This is the first year I can remember that no children have been involved in decorating the house for Christmas. And guess what? It’s tasteful! I got to do it with my husband. So it’s a real tree (how expensive are they this year!) and no tat on it. Personally I’d had enough with school and home-made tree decorations that would never have won a Blue Peter badge. And the ones that came from my in-laws trip to the US … well they have outlived their former beauty. Had enough of singing birds with tatty feathers and faded gold baubles. Time for a trip to Wilkos, the home of cheap taste, for a tree makeover in blue and green. And it looks lovely. Colour-coordinated in blues and greens. Then our neighbour came round this morning with a cloth heart decoration she’d made for us. In red! What should I do? Yes I added it to the tree. Was she watching Kirstie last night? She made a whole load of hearts. And candy lollipops inspired by a trip to New York. Who else would do something as daft as that? She could have gone to Blackpool.
Next to the tree are the white paper narcissi, grown from bulbs. They fill the kitchen with their fragrance. A ideal Christmas gift but too late to do now for anyone this year.
The fireplace is bedecked with stockings for the boys and girls. It’s expected every year but one of the hardest tasks, I find. How do you fill stockings for 4 to 34 year olds? And when do they stop being children and wanting them? I don’t remember having one after the age of about 10. My Mum used to tell stories about how they opened their stockings and found a pencil, a rubber, an apple and an orange. Then they had to return the fruit to the bowl. Sounds like Dickens and reminds you how poor people were in the 30s. Everyone has their own stocking here and inevitably I forget whose is which and they have to do a made swap as they empty them. No one is allowed to keep their stocking; it gets put away for the following year. A stray boyfriend one kept his and I wanted to write and request it but it seemed a bit churlish after the break-up.

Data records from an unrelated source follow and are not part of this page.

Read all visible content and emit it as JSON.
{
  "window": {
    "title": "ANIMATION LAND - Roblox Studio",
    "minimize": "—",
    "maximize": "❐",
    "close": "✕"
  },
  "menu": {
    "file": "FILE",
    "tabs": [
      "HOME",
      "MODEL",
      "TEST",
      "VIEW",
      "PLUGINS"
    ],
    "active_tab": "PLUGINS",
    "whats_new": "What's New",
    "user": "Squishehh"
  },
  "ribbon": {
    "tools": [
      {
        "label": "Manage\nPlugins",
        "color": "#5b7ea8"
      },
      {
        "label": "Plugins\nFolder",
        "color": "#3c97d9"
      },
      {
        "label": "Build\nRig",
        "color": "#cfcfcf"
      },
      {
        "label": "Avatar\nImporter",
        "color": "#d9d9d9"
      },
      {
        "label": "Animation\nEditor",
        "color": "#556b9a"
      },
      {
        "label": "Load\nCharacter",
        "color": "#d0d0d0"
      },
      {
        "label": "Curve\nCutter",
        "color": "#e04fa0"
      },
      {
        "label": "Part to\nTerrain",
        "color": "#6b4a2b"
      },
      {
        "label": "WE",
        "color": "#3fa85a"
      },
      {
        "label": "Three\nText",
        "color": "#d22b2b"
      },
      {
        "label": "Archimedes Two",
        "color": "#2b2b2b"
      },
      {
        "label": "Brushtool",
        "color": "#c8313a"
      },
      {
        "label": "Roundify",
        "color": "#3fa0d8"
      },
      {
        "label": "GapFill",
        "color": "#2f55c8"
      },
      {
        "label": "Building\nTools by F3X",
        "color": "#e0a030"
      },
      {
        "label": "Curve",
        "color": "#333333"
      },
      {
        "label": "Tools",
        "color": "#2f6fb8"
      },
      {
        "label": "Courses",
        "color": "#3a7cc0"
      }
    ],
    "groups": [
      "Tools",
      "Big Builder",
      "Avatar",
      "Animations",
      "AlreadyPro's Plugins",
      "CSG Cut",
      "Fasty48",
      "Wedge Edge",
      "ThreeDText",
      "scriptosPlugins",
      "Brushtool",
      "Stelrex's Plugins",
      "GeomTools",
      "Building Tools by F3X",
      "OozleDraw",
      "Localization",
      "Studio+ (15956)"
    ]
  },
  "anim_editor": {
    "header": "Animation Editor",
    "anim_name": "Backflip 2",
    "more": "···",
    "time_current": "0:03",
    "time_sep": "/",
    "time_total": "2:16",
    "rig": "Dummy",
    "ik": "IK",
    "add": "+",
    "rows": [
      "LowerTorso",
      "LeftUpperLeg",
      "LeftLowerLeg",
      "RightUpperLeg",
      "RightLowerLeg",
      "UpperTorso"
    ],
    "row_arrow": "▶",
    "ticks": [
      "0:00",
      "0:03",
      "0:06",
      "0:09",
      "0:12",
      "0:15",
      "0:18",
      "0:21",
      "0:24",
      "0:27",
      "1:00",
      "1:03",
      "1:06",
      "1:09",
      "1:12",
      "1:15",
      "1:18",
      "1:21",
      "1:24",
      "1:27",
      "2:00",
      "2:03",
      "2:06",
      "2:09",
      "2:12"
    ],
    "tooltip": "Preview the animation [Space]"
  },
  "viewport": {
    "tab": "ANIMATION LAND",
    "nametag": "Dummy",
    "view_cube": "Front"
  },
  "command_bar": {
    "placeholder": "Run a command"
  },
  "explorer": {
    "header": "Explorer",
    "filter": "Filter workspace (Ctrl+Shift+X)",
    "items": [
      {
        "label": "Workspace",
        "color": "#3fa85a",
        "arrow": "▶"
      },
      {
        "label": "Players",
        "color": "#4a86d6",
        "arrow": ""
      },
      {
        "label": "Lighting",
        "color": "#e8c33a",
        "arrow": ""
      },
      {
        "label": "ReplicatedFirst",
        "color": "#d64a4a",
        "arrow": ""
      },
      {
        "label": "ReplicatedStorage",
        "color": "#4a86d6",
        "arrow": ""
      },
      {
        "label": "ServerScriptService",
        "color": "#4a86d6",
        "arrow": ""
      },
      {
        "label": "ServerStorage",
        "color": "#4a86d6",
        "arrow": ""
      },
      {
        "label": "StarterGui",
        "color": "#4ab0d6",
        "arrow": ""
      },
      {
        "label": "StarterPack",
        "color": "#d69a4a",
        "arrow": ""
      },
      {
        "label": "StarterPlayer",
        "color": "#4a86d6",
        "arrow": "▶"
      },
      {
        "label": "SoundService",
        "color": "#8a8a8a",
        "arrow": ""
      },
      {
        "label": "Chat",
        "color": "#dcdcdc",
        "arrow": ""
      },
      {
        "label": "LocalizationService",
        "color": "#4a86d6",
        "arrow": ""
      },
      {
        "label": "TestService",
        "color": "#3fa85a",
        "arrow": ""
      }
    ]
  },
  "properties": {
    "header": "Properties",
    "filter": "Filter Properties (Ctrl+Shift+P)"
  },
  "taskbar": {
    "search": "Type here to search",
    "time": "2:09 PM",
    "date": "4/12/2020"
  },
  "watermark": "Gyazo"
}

Then there’s the kitchen clock which plays a Carol on every hour and the toilet door knocker that sounds ‘Alleluia’ when anyone goes in.
The only thing missing here is the dog in the hearth. Still not used to her not being around.